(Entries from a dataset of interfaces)
..............................

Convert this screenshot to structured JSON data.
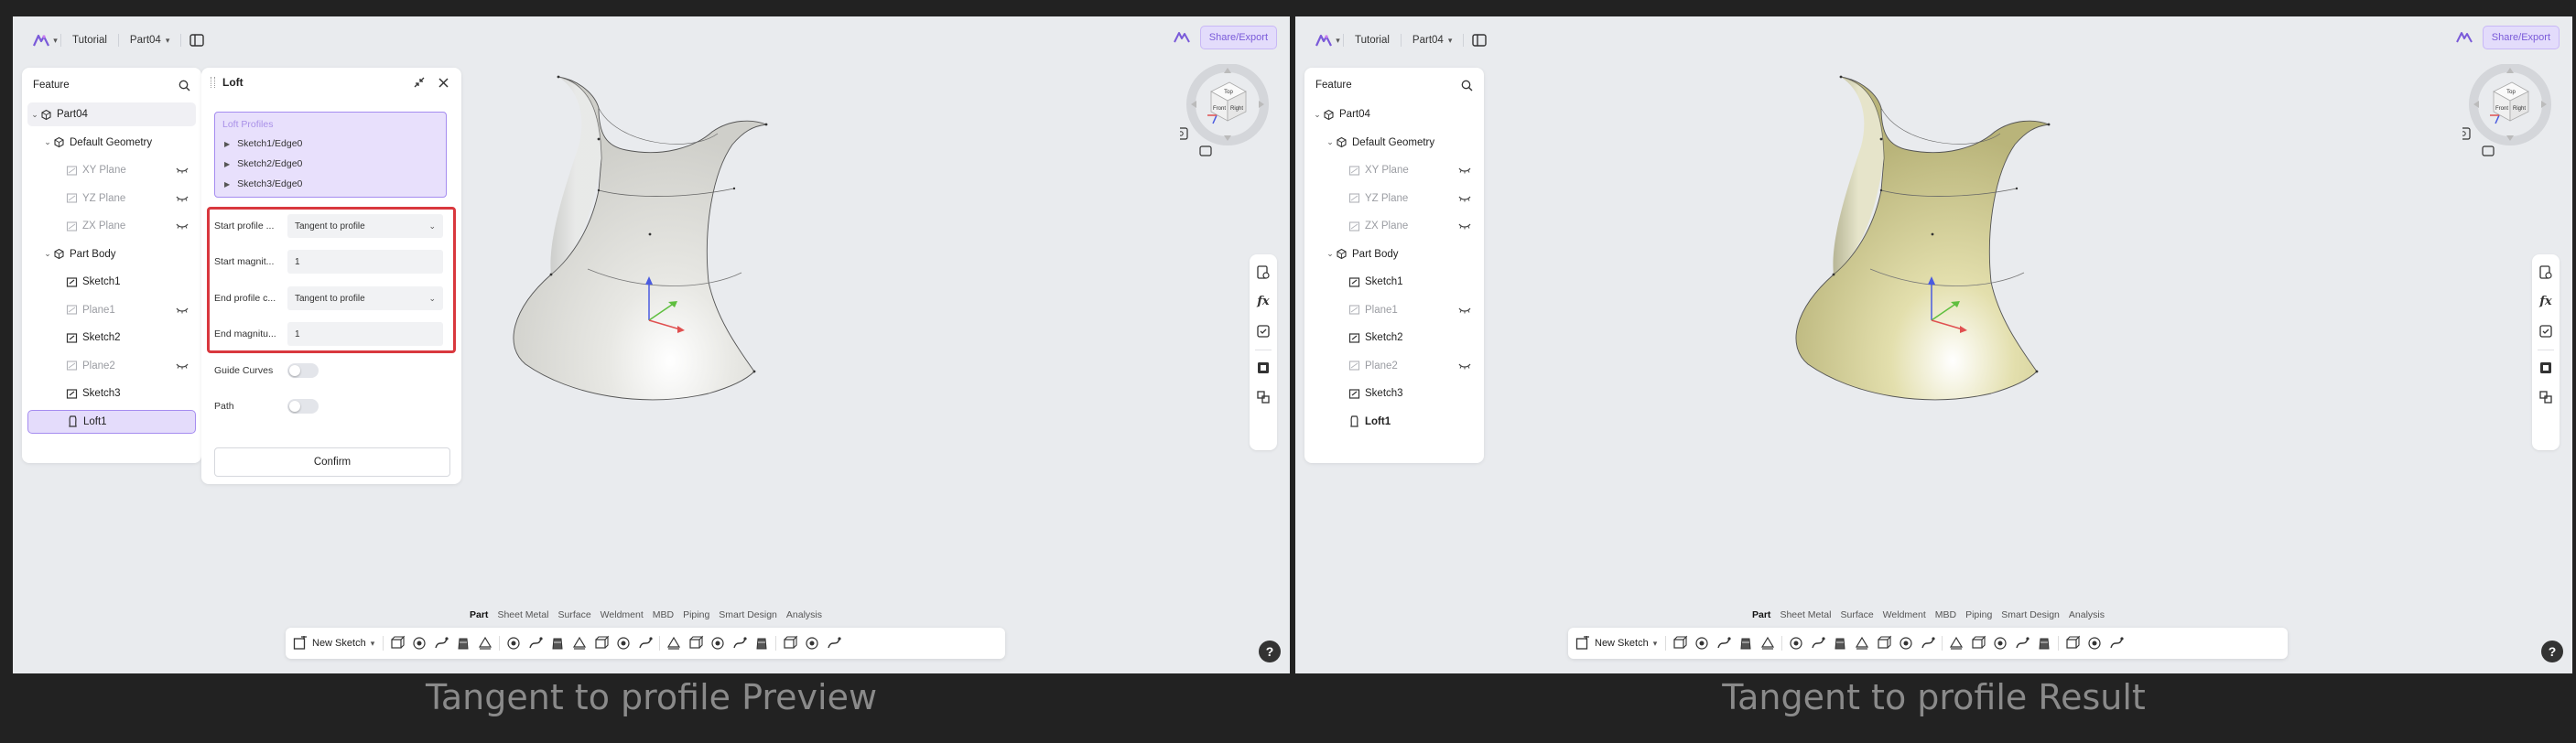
{
  "panels": [
    {
      "id": "preview",
      "caption": "Tangent to profile  Preview",
      "surface_fill": "#e8e8e4",
      "show_loft_panel": true
    },
    {
      "id": "result",
      "caption": "Tangent to profile  Result",
      "surface_fill": "#e3dfad",
      "show_loft_panel": false
    }
  ],
  "topbar": {
    "crumb_project": "Tutorial",
    "crumb_part": "Part04",
    "share_label": "Share/Export"
  },
  "feature_tree": {
    "title": "Feature",
    "items": [
      {
        "label": "Part04",
        "level": 0,
        "expander": "v",
        "icon": "part-icon",
        "muted": false
      },
      {
        "label": "Default Geometry",
        "level": 1,
        "expander": "v",
        "icon": "geometry-folder-icon",
        "muted": false
      },
      {
        "label": "XY Plane",
        "level": 2,
        "icon": "plane-icon",
        "muted": true,
        "eye": true
      },
      {
        "label": "YZ Plane",
        "level": 2,
        "icon": "plane-icon",
        "muted": true,
        "eye": true
      },
      {
        "label": "ZX Plane",
        "level": 2,
        "icon": "plane-icon",
        "muted": true,
        "eye": true
      },
      {
        "label": "Part Body",
        "level": 1,
        "expander": "v",
        "icon": "body-icon",
        "muted": false
      },
      {
        "label": "Sketch1",
        "level": 2,
        "icon": "sketch-icon",
        "muted": false
      },
      {
        "label": "Plane1",
        "level": 2,
        "icon": "plane-icon",
        "muted": true,
        "eye": true
      },
      {
        "label": "Sketch2",
        "level": 2,
        "icon": "sketch-icon",
        "muted": false
      },
      {
        "label": "Plane2",
        "level": 2,
        "icon": "plane-icon",
        "muted": true,
        "eye": true
      },
      {
        "label": "Sketch3",
        "level": 2,
        "icon": "sketch-icon",
        "muted": false
      },
      {
        "label": "Loft1",
        "level": 2,
        "icon": "loft-icon",
        "muted": false
      }
    ]
  },
  "loft": {
    "title": "Loft",
    "profiles_label": "Loft Profiles",
    "profiles": [
      "Sketch1/Edge0",
      "Sketch2/Edge0",
      "Sketch3/Edge0"
    ],
    "start_profile_label": "Start profile ...",
    "start_profile_value": "Tangent to profile",
    "start_magnitude_label": "Start magnit...",
    "start_magnitude_value": "1",
    "end_profile_label": "End profile c...",
    "end_profile_value": "Tangent to profile",
    "end_magnitude_label": "End magnitu...",
    "end_magnitude_value": "1",
    "guide_curves_label": "Guide Curves",
    "path_label": "Path",
    "confirm_label": "Confirm"
  },
  "mode_tabs": [
    "Part",
    "Sheet Metal",
    "Surface",
    "Weldment",
    "MBD",
    "Piping",
    "Smart Design",
    "Analysis"
  ],
  "toolbar": {
    "new_sketch_label": "New Sketch"
  },
  "view_cube": {
    "face_front": "Front",
    "face_right": "Right",
    "face_top": "Top"
  },
  "colors": {
    "accent": "#7a5ad9",
    "selection_border": "#a58cf0",
    "highlight_red": "#d9383e",
    "axis_x": "#e05050",
    "axis_y": "#5fbf3f",
    "axis_z": "#4a5be0"
  }
}
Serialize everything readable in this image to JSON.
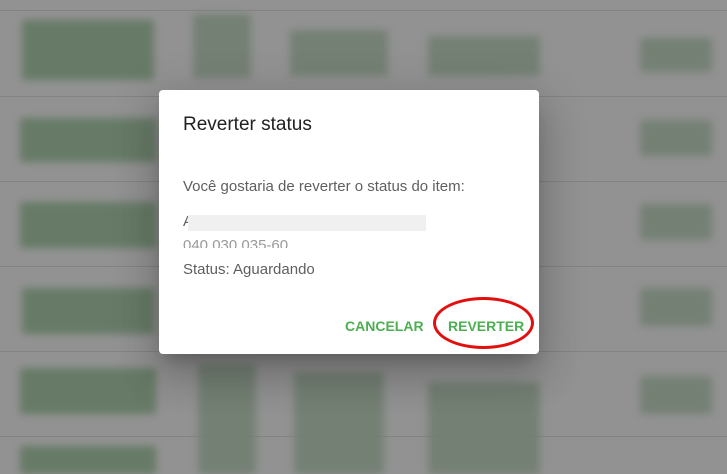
{
  "dialog": {
    "title": "Reverter status",
    "question": "Você gostaria de reverter o status do item:",
    "item_line_1": "A                                        A",
    "item_line_2": "040.030.035-60",
    "status_text": "Status: Aguardando",
    "cancel_label": "CANCELAR",
    "revert_label": "REVERTER"
  },
  "colors": {
    "accent": "#4caf50",
    "highlight": "#e20f0f"
  }
}
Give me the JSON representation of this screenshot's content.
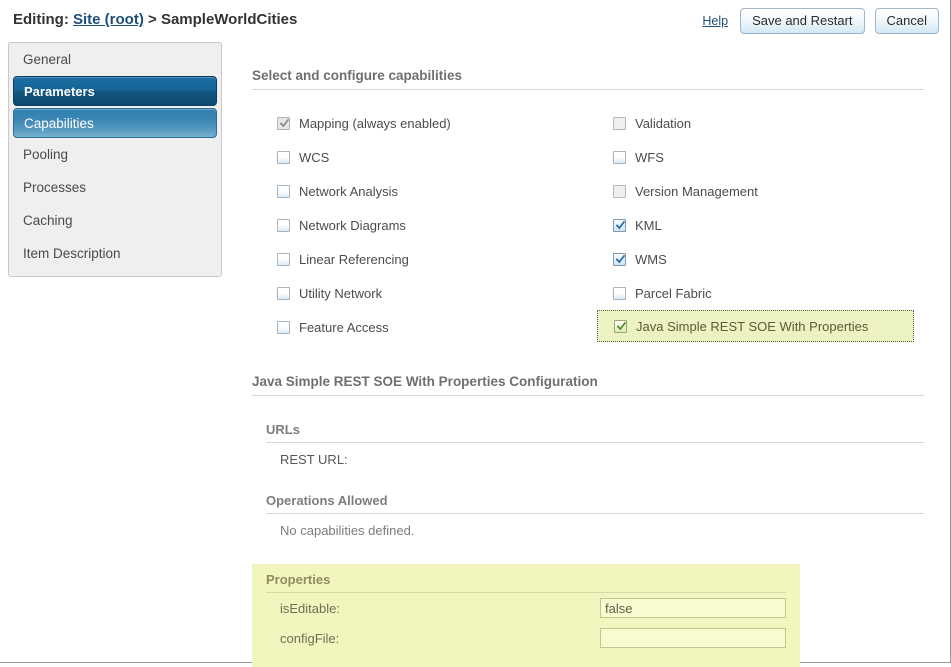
{
  "header": {
    "editing_prefix": "Editing:",
    "site_link": "Site (root)",
    "separator": ">",
    "service_name": "SampleWorldCities",
    "help_label": "Help",
    "save_label": "Save and Restart",
    "cancel_label": "Cancel"
  },
  "sidebar": {
    "items": [
      {
        "label": "General",
        "state": "normal"
      },
      {
        "label": "Parameters",
        "state": "selected-dark"
      },
      {
        "label": "Capabilities",
        "state": "selected-light"
      },
      {
        "label": "Pooling",
        "state": "normal"
      },
      {
        "label": "Processes",
        "state": "normal"
      },
      {
        "label": "Caching",
        "state": "normal"
      },
      {
        "label": "Item Description",
        "state": "normal"
      }
    ]
  },
  "main": {
    "section_title": "Select and configure capabilities",
    "capabilities_left": [
      {
        "label": "Mapping (always enabled)",
        "checked": true,
        "style": "gray-checked",
        "disabled": true
      },
      {
        "label": "WCS",
        "checked": false,
        "style": "blue-empty",
        "disabled": false
      },
      {
        "label": "Network Analysis",
        "checked": false,
        "style": "blue-empty",
        "disabled": false
      },
      {
        "label": "Network Diagrams",
        "checked": false,
        "style": "blue-empty",
        "disabled": false
      },
      {
        "label": "Linear Referencing",
        "checked": false,
        "style": "blue-empty",
        "disabled": false
      },
      {
        "label": "Utility Network",
        "checked": false,
        "style": "blue-empty",
        "disabled": false
      },
      {
        "label": "Feature Access",
        "checked": false,
        "style": "blue-empty",
        "disabled": false
      }
    ],
    "capabilities_right": [
      {
        "label": "Validation",
        "checked": false,
        "style": "gray-empty",
        "disabled": true,
        "highlighted": false
      },
      {
        "label": "WFS",
        "checked": false,
        "style": "blue-empty",
        "disabled": false,
        "highlighted": false
      },
      {
        "label": "Version Management",
        "checked": false,
        "style": "gray-empty",
        "disabled": true,
        "highlighted": false
      },
      {
        "label": "KML",
        "checked": true,
        "style": "blue-checked",
        "disabled": false,
        "highlighted": false
      },
      {
        "label": "WMS",
        "checked": true,
        "style": "blue-checked",
        "disabled": false,
        "highlighted": false
      },
      {
        "label": "Parcel Fabric",
        "checked": false,
        "style": "blue-empty",
        "disabled": false,
        "highlighted": false
      },
      {
        "label": "Java Simple REST SOE With Properties",
        "checked": true,
        "style": "green-checked",
        "disabled": false,
        "highlighted": true
      }
    ],
    "config": {
      "title": "Java Simple REST SOE With Properties Configuration",
      "urls": {
        "heading": "URLs",
        "rest_url_label": "REST URL:",
        "rest_url_value": ""
      },
      "operations": {
        "heading": "Operations Allowed",
        "empty_message": "No capabilities defined."
      },
      "properties": {
        "heading": "Properties",
        "rows": [
          {
            "label": "isEditable:",
            "value": "false"
          },
          {
            "label": "configFile:",
            "value": ""
          }
        ]
      }
    }
  },
  "colors": {
    "accent_blue": "#176294",
    "highlight_yellow": "#edf2c2",
    "props_yellow": "#f3f5bf",
    "link_blue": "#1f4e79"
  }
}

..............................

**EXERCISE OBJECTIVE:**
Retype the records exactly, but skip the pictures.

**SOLUTION:**
Convert this screenshot to structured JSON data.
{
  "panels": [
    {
      "id": "preview",
      "caption": "Tangent to profile  Preview",
      "surface_fill": "#e8e8e4",
      "show_loft_panel": true
    },
    {
      "id": "result",
      "caption": "Tangent to profile  Result",
      "surface_fill": "#e3dfad",
      "show_loft_panel": false
    }
  ],
  "topbar": {
    "crumb_project": "Tutorial",
    "crumb_part": "Part04",
    "share_label": "Share/Export"
  },
  "feature_tree": {
    "title": "Feature",
    "items": [
      {
        "label": "Part04",
        "level": 0,
        "expander": "v",
        "icon": "part-icon",
        "muted": false
      },
      {
        "label": "Default Geometry",
        "level": 1,
        "expander": "v",
        "icon": "geometry-folder-icon",
        "muted": false
      },
      {
        "label": "XY Plane",
        "level": 2,
        "icon": "plane-icon",
        "muted": true,
        "eye": true
      },
      {
        "label": "YZ Plane",
        "level": 2,
        "icon": "plane-icon",
        "muted": true,
        "eye": true
      },
      {
        "label": "ZX Plane",
        "level": 2,
        "icon": "plane-icon",
        "muted": true,
        "eye": true
      },
      {
        "label": "Part Body",
        "level": 1,
        "expander": "v",
        "icon": "body-icon",
        "muted": false
      },
      {
        "label": "Sketch1",
        "level": 2,
        "icon": "sketch-icon",
        "muted": false
      },
      {
        "label": "Plane1",
        "level": 2,
        "icon": "plane-icon",
        "muted": true,
        "eye": true
      },
      {
        "label": "Sketch2",
        "level": 2,
        "icon": "sketch-icon",
        "muted": false
      },
      {
        "label": "Plane2",
        "level": 2,
        "icon": "plane-icon",
        "muted": true,
        "eye": true
      },
      {
        "label": "Sketch3",
        "level": 2,
        "icon": "sketch-icon",
        "muted": false
      },
      {
        "label": "Loft1",
        "level": 2,
        "icon": "loft-icon",
        "muted": false
      }
    ]
  },
  "loft": {
    "title": "Loft",
    "profiles_label": "Loft Profiles",
    "profiles": [
      "Sketch1/Edge0",
      "Sketch2/Edge0",
      "Sketch3/Edge0"
    ],
    "start_profile_label": "Start profile ...",
    "start_profile_value": "Tangent to profile",
    "start_magnitude_label": "Start magnit...",
    "start_magnitude_value": "1",
    "end_profile_label": "End profile c...",
    "end_profile_value": "Tangent to profile",
    "end_magnitude_label": "End magnitu...",
    "end_magnitude_value": "1",
    "guide_curves_label": "Guide Curves",
    "path_label": "Path",
    "confirm_label": "Confirm"
  },
  "mode_tabs": [
    "Part",
    "Sheet Metal",
    "Surface",
    "Weldment",
    "MBD",
    "Piping",
    "Smart Design",
    "Analysis"
  ],
  "toolbar": {
    "new_sketch_label": "New Sketch"
  },
  "view_cube": {
    "face_front": "Front",
    "face_right": "Right",
    "face_top": "Top"
  },
  "colors": {
    "accent": "#7a5ad9",
    "selection_border": "#a58cf0",
    "highlight_red": "#d9383e",
    "axis_x": "#e05050",
    "axis_y": "#5fbf3f",
    "axis_z": "#4a5be0"
  }
}
Serialize everything readable in this image to JSON.
{
  "dialog": {
    "title": "Reverter status",
    "question": "Você gostaria de reverter o status do item:",
    "item_line_1": "A                                        A",
    "item_line_2": "040.030.035-60",
    "status_text": "Status: Aguardando",
    "cancel_label": "CANCELAR",
    "revert_label": "REVERTER"
  },
  "colors": {
    "accent": "#4caf50",
    "highlight": "#e20f0f"
  }
}
Give me the JSON representation of this screenshot's content.
{
  "header": {
    "editing_prefix": "Editing:",
    "site_link": "Site (root)",
    "separator": ">",
    "service_name": "SampleWorldCities",
    "help_label": "Help",
    "save_label": "Save and Restart",
    "cancel_label": "Cancel"
  },
  "sidebar": {
    "items": [
      {
        "label": "General",
        "state": "normal"
      },
      {
        "label": "Parameters",
        "state": "selected-dark"
      },
      {
        "label": "Capabilities",
        "state": "selected-light"
      },
      {
        "label": "Pooling",
        "state": "normal"
      },
      {
        "label": "Processes",
        "state": "normal"
      },
      {
        "label": "Caching",
        "state": "normal"
      },
      {
        "label": "Item Description",
        "state": "normal"
      }
    ]
  },
  "main": {
    "section_title": "Select and configure capabilities",
    "capabilities_left": [
      {
        "label": "Mapping (always enabled)",
        "checked": true,
        "style": "gray-checked",
        "disabled": true
      },
      {
        "label": "WCS",
        "checked": false,
        "style": "blue-empty",
        "disabled": false
      },
      {
        "label": "Network Analysis",
        "checked": false,
        "style": "blue-empty",
        "disabled": false
      },
      {
        "label": "Network Diagrams",
        "checked": false,
        "style": "blue-empty",
        "disabled": false
      },
      {
        "label": "Linear Referencing",
        "checked": false,
        "style": "blue-empty",
        "disabled": false
      },
      {
        "label": "Utility Network",
        "checked": false,
        "style": "blue-empty",
        "disabled": false
      },
      {
        "label": "Feature Access",
        "checked": false,
        "style": "blue-empty",
        "disabled": false
      }
    ],
    "capabilities_right": [
      {
        "label": "Validation",
        "checked": false,
        "style": "gray-empty",
        "disabled": true,
        "highlighted": false
      },
      {
        "label": "WFS",
        "checked": false,
        "style": "blue-empty",
        "disabled": false,
        "highlighted": false
      },
      {
        "label": "Version Management",
        "checked": false,
        "style": "gray-empty",
        "disabled": true,
        "highlighted": false
      },
      {
        "label": "KML",
        "checked": true,
        "style": "blue-checked",
        "disabled": false,
        "highlighted": false
      },
      {
        "label": "WMS",
        "checked": true,
        "style": "blue-checked",
        "disabled": false,
        "highlighted": false
      },
      {
        "label": "Parcel Fabric",
        "checked": false,
        "style": "blue-empty",
        "disabled": false,
        "highlighted": false
      },
      {
        "label": "Java Simple REST SOE With Properties",
        "checked": true,
        "style": "green-checked",
        "disabled": false,
        "highlighted": true
      }
    ],
    "config": {
      "title": "Java Simple REST SOE With Properties Configuration",
      "urls": {
        "heading": "URLs",
        "rest_url_label": "REST URL:",
        "rest_url_value": ""
      },
      "operations": {
        "heading": "Operations Allowed",
        "empty_message": "No capabilities defined."
      },
      "properties": {
        "heading": "Properties",
        "rows": [
          {
            "label": "isEditable:",
            "value": "false"
          },
          {
            "label": "configFile:",
            "value": ""
          }
        ]
      }
    }
  },
  "colors": {
    "accent_blue": "#176294",
    "highlight_yellow": "#edf2c2",
    "props_yellow": "#f3f5bf",
    "link_blue": "#1f4e79"
  }
}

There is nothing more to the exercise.